Of course, as a community association attorney, I also see this destruction as a crucial lesson for my clients.  It’s important that association boards understand and recognize the impact that natural disasters can have on their communities, and prepare accordingly.

Insurance.  Review your association’s insurance policies, and compare them with the provisions of your governing documents.  You may need to enlist your association attorney or insurance professional to help you understand the differing obligations borne by the association and by individual members.  This expense is minor compared to the potential liability present if the association fails to meet its insurance requirements.  Keep in mind that your policies may not cover damage from all storms, or may bear higher deductibles for wind and hail damage.

Reserves.  Reserves are generally used for capital improvements with a calculable life, and tornadoes don’t avoid a property simply because it’s not obsolete.  However, if your association has a strong reserve fund and keeps a regularly-updated reserve study in place to avoid special assessments during normal operations, it will be more able to weather an unexpected storm.

Education.  In connection with maintaining proper reserves and insurance, education helps community members understand the scope of their obligations.  This education allows an owner to prepare for the worst case scenario.  We frequently see this problem in condominium cases – an owner may not realize that he or she is obligated to insure the unit interior, and is left with bare walls and no finishes after the association’s insurance repairs are complete.  This can create a rift in any community, and this is particularly damaging when a community needs to join together in the wake of a storm.

Communication.  A homeowner is powerless in the face of a storm like the ones that hit Oklahoma.  This can be compounded if the owner feels like the association is not taking appropriate action.  Talk to your homeowners, using a clear and simple message and a unified position from the Board.  Give details regarding repairs and estimated timelines.  Make sure all meetings are open.  Everyone will be upset and stressed, but the board needs to guide the association to help the members heal.

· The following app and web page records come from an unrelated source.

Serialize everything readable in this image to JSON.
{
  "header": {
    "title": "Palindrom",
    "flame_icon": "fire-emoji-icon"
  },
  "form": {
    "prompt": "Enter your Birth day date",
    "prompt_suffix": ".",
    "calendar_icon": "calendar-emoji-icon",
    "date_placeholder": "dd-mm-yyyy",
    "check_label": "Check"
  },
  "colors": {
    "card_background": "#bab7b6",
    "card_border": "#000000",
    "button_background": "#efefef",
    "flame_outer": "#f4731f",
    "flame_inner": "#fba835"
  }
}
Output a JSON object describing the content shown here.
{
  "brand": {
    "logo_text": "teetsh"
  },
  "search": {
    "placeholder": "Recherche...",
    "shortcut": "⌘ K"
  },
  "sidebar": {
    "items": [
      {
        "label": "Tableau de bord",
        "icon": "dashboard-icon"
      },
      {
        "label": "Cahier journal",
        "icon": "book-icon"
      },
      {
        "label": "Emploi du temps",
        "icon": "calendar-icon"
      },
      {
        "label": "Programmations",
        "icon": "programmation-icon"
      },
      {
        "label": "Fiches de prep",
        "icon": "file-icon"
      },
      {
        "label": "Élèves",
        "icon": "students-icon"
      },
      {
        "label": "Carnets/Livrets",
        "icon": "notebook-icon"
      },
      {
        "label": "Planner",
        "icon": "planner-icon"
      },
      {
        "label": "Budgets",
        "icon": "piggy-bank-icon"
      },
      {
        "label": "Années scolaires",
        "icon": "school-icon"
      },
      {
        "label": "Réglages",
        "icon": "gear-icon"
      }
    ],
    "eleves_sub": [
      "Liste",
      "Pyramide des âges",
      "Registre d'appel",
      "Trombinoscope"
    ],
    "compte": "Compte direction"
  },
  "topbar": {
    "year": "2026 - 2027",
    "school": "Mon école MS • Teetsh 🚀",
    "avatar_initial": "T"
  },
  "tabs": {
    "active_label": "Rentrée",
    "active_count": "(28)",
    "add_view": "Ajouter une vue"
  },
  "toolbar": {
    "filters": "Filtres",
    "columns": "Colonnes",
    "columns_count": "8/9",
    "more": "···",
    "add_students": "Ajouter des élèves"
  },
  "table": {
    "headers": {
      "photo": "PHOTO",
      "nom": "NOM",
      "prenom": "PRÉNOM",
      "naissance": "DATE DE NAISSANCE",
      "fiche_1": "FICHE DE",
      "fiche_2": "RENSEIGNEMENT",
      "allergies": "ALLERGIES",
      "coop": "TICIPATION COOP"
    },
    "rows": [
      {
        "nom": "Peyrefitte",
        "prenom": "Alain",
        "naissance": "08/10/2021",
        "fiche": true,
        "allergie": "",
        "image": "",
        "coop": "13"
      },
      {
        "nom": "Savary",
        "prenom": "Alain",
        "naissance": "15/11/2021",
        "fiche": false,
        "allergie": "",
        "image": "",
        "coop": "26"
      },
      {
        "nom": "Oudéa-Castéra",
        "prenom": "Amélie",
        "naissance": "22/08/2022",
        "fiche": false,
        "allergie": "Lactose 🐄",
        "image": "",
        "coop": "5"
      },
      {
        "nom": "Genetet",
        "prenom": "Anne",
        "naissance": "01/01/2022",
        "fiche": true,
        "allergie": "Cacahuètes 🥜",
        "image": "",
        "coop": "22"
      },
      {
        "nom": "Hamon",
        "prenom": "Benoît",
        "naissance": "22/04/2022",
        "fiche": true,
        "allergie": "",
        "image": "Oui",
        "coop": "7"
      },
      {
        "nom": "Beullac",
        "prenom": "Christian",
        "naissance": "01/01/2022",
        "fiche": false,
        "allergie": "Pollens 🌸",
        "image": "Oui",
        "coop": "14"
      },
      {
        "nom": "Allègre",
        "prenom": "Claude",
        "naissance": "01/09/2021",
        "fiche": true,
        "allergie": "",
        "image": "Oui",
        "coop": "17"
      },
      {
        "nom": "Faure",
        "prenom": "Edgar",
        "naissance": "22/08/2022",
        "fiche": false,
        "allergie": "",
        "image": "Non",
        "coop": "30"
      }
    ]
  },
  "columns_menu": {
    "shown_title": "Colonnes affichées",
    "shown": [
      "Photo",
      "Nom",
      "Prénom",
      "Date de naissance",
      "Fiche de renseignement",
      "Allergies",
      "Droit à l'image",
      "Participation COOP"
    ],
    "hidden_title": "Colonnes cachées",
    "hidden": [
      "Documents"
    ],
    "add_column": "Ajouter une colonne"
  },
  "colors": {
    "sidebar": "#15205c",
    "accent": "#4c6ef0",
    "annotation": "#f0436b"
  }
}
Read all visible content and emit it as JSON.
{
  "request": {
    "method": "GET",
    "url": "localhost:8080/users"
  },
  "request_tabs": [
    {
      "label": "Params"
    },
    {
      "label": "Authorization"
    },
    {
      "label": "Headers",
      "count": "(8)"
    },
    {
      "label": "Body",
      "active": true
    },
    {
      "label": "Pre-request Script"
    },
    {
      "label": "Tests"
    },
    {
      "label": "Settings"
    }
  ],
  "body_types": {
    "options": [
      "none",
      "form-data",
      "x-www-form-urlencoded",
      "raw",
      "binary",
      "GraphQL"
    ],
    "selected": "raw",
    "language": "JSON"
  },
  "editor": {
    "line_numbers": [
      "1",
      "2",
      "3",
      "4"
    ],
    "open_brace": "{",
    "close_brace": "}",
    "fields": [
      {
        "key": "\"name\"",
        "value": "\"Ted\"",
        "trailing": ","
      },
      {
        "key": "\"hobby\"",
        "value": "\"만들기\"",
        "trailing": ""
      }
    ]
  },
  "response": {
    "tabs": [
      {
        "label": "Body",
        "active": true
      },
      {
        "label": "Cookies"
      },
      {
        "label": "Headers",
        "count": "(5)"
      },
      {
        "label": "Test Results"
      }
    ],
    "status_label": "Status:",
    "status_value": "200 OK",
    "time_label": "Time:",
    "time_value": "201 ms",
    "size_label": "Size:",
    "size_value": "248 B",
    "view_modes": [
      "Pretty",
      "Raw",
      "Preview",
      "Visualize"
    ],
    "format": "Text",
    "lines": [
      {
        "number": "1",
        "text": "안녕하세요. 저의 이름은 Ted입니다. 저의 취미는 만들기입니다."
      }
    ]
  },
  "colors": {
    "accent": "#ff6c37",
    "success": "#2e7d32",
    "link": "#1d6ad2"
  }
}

While no one can predict the severity or impact of a tornado, a proactive association board can prepare for the worst while working towards the best.